(What you need to do)
Could you return every line of the material that contains the word "White"?

☆ ☆ ☆ ☆ ☆ ☆ ☆

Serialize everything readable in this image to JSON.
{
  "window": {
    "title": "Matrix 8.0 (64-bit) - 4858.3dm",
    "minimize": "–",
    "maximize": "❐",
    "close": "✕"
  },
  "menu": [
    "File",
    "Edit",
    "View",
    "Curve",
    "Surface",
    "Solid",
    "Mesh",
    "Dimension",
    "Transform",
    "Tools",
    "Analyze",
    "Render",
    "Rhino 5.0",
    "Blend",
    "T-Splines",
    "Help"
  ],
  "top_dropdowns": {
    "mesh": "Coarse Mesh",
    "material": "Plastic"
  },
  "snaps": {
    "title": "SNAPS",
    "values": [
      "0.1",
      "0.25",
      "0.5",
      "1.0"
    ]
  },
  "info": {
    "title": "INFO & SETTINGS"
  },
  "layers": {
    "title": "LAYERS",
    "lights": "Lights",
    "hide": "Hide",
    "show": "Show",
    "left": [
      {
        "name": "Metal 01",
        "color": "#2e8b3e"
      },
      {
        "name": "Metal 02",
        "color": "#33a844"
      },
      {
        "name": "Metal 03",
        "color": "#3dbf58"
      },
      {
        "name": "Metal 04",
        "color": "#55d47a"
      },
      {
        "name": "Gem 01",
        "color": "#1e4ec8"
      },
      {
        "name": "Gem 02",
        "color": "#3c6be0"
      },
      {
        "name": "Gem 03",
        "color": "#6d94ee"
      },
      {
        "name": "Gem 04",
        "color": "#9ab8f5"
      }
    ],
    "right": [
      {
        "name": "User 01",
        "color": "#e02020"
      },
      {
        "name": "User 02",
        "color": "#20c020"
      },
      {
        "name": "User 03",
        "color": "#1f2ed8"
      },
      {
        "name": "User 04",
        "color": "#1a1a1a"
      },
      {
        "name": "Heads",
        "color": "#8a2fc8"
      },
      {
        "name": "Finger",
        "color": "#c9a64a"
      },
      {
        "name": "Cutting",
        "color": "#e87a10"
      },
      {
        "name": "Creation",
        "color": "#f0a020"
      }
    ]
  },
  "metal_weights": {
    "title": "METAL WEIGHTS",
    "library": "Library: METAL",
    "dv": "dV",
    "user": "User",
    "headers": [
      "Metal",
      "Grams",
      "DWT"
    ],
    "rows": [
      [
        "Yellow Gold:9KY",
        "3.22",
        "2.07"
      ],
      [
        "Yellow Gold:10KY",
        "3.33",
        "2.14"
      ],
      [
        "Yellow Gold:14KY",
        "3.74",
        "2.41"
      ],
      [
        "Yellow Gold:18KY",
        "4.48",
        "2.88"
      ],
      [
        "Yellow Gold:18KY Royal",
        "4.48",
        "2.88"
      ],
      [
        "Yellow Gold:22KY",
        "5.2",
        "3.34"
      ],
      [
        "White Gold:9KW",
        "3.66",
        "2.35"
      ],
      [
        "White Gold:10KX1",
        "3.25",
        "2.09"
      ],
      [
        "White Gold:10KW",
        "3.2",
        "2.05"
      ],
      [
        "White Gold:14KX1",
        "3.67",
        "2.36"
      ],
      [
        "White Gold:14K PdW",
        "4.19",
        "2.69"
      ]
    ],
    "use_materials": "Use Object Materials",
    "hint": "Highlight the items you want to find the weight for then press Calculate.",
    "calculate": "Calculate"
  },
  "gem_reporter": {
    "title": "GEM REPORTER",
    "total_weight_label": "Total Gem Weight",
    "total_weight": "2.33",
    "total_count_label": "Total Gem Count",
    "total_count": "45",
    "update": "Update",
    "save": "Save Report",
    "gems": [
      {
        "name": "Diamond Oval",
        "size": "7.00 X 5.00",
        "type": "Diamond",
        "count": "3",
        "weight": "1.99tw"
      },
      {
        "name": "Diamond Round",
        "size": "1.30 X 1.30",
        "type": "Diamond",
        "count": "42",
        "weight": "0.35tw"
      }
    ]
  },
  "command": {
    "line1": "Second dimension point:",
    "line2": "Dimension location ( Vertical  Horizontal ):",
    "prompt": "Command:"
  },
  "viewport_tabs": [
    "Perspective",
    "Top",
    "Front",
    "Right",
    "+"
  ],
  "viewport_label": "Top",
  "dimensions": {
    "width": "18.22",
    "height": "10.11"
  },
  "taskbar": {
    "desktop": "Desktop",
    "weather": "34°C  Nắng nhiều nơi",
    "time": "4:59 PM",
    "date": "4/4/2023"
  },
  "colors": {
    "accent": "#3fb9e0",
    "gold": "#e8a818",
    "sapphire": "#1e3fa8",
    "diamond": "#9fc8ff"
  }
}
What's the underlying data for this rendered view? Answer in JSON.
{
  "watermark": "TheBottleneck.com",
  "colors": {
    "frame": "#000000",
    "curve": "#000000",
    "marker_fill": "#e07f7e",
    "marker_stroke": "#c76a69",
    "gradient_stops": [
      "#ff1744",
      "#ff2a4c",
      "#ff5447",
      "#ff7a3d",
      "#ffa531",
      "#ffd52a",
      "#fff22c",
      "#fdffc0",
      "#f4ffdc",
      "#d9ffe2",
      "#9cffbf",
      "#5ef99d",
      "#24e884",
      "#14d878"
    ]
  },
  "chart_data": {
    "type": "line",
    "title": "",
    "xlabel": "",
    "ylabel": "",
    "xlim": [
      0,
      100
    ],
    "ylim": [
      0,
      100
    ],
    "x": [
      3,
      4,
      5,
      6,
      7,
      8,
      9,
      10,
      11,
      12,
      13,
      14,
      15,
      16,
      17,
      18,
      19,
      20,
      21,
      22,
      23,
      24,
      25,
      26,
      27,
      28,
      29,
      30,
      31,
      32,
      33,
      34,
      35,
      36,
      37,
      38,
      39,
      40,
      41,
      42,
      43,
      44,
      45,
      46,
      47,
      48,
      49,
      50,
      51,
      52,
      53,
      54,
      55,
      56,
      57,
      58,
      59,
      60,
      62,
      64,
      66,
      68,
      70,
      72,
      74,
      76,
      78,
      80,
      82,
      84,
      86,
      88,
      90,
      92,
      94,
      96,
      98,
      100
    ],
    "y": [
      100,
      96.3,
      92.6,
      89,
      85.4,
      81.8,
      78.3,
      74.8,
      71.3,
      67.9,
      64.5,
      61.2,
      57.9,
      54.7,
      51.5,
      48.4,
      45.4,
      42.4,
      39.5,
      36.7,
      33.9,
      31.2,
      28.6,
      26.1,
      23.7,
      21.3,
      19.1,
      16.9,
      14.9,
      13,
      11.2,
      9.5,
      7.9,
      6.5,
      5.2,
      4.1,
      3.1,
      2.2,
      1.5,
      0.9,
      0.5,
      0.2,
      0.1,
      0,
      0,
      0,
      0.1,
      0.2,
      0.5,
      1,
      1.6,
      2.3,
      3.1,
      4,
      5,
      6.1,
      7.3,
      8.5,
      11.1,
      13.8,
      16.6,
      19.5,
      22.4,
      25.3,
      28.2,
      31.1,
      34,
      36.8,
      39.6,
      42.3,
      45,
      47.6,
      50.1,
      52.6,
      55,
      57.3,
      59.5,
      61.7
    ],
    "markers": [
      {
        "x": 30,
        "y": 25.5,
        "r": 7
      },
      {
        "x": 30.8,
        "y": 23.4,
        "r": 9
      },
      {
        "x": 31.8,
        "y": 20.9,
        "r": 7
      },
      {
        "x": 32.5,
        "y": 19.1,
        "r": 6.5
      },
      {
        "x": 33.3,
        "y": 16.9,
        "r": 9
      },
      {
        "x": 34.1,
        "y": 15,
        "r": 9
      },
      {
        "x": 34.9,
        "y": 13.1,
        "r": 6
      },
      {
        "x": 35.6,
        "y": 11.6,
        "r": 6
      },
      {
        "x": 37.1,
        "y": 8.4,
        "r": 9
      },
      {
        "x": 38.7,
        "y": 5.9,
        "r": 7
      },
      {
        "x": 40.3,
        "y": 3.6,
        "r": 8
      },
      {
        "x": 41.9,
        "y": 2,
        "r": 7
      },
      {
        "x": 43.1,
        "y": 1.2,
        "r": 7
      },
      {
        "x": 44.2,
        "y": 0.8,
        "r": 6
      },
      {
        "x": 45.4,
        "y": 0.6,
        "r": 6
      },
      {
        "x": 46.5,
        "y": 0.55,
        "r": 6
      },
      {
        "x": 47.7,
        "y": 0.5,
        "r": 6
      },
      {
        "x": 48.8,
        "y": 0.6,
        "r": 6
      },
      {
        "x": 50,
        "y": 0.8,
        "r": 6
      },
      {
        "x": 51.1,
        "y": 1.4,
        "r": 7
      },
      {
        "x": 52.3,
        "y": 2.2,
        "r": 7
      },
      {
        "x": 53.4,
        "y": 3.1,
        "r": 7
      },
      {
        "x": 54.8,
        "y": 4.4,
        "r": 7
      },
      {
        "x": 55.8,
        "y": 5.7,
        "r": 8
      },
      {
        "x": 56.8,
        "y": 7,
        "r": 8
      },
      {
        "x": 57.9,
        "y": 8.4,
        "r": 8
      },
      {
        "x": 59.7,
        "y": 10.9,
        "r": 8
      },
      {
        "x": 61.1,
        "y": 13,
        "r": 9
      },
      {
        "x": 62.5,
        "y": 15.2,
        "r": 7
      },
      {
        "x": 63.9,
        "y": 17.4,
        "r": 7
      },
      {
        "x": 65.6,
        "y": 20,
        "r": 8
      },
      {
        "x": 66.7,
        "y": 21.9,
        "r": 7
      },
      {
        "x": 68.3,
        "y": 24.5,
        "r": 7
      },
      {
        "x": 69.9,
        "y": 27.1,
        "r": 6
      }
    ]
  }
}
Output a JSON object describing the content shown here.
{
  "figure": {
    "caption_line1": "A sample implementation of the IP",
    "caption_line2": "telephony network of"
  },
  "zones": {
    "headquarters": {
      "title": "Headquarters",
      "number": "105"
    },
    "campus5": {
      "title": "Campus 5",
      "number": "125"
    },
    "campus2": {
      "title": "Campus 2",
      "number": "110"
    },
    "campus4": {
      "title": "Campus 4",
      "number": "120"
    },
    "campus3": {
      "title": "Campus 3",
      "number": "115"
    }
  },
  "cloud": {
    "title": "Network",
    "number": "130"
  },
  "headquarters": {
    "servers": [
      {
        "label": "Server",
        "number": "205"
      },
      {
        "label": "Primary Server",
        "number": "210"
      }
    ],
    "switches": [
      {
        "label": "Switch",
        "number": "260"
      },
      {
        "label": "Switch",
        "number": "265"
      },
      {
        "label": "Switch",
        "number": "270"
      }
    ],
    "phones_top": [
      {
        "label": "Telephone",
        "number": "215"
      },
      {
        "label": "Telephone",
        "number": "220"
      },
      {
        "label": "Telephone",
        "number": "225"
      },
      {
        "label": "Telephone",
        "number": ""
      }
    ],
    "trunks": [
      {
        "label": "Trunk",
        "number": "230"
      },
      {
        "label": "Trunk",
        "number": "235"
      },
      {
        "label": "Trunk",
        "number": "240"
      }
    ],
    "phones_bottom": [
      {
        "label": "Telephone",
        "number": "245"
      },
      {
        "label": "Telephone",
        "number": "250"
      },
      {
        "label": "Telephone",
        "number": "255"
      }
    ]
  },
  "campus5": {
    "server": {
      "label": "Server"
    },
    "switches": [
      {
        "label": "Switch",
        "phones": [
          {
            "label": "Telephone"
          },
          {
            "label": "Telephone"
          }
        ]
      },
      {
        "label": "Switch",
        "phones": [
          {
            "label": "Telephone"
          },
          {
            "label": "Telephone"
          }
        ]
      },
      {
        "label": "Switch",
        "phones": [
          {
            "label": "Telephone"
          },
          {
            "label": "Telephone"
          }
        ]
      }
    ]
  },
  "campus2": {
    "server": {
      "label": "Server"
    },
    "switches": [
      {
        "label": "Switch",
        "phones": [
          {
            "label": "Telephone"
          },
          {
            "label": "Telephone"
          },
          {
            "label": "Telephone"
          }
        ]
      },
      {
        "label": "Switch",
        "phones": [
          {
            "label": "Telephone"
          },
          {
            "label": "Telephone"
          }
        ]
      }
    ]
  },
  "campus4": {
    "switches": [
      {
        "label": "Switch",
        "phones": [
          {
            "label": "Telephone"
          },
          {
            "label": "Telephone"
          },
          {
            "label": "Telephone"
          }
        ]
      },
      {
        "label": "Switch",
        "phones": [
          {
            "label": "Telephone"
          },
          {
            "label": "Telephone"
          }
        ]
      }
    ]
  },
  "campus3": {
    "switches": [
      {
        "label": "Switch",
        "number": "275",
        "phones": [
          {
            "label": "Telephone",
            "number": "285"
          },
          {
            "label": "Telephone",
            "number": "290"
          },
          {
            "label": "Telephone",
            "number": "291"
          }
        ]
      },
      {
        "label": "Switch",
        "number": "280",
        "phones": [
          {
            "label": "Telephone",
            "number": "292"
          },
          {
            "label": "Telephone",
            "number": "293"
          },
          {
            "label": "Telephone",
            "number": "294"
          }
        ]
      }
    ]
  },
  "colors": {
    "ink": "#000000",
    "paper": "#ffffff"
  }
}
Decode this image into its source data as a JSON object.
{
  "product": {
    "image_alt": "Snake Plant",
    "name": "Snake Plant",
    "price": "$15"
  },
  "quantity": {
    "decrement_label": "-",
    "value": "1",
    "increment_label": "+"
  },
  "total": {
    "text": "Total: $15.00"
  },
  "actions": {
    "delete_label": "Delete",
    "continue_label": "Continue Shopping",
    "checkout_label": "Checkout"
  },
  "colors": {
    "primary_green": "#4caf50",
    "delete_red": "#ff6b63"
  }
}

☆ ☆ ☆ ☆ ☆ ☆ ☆

(Expected answer)
        "White Gold:9KW",
        "White Gold:10KX1",
        "White Gold:10KW",
        "White Gold:14KX1",
        "White Gold:14K PdW",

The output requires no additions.